Records for the exercise:
·····

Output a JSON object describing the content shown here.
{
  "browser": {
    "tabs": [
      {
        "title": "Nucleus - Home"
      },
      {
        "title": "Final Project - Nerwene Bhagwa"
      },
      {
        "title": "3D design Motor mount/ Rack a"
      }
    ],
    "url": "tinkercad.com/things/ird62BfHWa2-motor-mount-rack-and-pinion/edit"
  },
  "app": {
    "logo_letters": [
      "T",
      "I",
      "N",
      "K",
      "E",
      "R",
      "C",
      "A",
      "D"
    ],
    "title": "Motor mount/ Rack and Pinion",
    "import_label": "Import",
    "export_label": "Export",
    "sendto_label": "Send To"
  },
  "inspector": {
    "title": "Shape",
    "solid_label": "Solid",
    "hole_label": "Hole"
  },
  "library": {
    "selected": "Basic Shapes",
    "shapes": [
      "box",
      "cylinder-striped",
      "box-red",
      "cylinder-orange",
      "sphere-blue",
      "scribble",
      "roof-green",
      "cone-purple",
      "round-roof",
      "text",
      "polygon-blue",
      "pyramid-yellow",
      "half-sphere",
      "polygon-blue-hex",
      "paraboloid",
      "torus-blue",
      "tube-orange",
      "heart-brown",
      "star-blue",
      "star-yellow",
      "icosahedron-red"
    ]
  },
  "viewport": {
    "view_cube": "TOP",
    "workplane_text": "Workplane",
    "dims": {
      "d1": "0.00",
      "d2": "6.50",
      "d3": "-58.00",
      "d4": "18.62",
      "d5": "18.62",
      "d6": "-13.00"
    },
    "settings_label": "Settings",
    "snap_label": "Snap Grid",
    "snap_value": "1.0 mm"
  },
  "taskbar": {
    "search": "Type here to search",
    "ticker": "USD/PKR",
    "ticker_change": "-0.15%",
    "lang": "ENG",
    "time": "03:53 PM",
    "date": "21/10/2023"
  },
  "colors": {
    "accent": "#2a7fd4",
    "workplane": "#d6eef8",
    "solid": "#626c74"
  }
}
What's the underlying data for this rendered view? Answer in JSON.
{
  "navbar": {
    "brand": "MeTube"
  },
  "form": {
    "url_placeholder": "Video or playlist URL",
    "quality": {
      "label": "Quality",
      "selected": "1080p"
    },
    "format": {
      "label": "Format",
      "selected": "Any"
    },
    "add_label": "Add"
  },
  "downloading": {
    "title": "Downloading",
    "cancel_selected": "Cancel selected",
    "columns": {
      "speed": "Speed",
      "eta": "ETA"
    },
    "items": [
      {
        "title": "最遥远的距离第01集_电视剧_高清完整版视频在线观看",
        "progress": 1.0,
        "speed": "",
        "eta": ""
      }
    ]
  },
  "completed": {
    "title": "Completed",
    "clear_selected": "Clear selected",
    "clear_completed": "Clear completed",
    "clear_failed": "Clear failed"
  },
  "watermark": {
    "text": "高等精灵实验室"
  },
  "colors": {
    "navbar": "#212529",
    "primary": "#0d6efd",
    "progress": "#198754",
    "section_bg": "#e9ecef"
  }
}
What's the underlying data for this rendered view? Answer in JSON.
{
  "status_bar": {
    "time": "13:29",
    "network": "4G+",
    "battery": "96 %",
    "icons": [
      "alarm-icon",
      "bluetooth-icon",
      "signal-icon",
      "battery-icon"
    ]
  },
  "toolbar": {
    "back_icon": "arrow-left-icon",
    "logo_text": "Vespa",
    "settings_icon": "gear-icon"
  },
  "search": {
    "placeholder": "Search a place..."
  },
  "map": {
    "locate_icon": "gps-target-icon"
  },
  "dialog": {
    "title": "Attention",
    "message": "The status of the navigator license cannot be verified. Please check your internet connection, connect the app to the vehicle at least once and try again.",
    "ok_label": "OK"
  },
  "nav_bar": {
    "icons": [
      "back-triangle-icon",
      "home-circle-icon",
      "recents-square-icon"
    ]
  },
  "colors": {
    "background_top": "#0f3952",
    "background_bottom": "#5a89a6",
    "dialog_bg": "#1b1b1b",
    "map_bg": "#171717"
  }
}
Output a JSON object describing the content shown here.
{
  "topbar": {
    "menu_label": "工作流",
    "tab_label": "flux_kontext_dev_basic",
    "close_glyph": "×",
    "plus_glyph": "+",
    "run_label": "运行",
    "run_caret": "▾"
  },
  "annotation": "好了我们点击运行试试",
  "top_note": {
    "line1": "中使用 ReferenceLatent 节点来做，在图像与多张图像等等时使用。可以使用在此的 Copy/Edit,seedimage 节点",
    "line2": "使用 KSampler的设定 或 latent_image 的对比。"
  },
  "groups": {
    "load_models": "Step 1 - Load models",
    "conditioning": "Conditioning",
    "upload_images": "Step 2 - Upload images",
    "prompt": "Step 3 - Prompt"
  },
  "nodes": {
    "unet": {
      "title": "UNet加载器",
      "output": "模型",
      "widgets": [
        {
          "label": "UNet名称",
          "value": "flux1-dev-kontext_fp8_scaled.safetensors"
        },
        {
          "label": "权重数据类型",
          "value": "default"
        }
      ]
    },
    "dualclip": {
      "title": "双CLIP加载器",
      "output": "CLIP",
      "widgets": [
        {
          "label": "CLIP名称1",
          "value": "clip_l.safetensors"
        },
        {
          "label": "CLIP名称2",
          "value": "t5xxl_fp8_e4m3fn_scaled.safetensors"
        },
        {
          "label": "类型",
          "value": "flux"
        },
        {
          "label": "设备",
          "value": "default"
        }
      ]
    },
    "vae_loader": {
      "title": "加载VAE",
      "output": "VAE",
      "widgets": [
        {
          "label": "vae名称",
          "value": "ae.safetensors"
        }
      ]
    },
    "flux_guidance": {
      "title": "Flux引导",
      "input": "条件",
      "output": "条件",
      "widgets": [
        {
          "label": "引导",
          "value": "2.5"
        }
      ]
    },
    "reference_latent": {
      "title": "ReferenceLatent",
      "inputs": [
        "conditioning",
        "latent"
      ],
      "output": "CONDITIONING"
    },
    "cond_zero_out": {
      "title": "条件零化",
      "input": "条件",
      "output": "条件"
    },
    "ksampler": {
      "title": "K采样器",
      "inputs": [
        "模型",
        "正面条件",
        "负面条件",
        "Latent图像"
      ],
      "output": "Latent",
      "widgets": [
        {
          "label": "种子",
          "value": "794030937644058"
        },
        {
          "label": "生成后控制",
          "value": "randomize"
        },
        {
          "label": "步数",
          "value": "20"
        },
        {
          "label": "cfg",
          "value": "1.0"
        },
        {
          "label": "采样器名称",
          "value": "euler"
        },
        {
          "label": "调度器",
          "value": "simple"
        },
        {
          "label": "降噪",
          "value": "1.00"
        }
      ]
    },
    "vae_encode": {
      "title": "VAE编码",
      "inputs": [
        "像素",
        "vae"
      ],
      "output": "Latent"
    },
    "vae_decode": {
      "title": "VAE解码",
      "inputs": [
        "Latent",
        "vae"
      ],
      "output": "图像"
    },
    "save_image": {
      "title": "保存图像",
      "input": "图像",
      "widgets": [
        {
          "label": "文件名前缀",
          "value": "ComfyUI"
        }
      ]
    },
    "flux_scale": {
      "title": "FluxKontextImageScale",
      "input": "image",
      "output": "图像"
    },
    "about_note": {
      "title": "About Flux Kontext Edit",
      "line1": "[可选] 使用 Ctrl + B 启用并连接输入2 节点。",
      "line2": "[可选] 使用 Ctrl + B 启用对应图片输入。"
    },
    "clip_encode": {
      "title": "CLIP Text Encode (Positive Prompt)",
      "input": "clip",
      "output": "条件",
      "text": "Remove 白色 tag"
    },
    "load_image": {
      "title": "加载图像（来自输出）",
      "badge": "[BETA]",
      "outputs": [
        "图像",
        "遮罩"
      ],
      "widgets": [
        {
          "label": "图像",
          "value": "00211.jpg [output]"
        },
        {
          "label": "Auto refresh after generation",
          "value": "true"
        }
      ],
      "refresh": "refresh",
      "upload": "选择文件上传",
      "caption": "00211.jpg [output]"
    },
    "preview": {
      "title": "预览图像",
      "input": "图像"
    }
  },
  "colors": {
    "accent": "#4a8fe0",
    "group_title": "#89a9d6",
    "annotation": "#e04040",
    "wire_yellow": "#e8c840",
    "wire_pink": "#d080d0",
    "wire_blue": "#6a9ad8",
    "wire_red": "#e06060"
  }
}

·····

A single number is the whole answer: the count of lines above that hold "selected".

5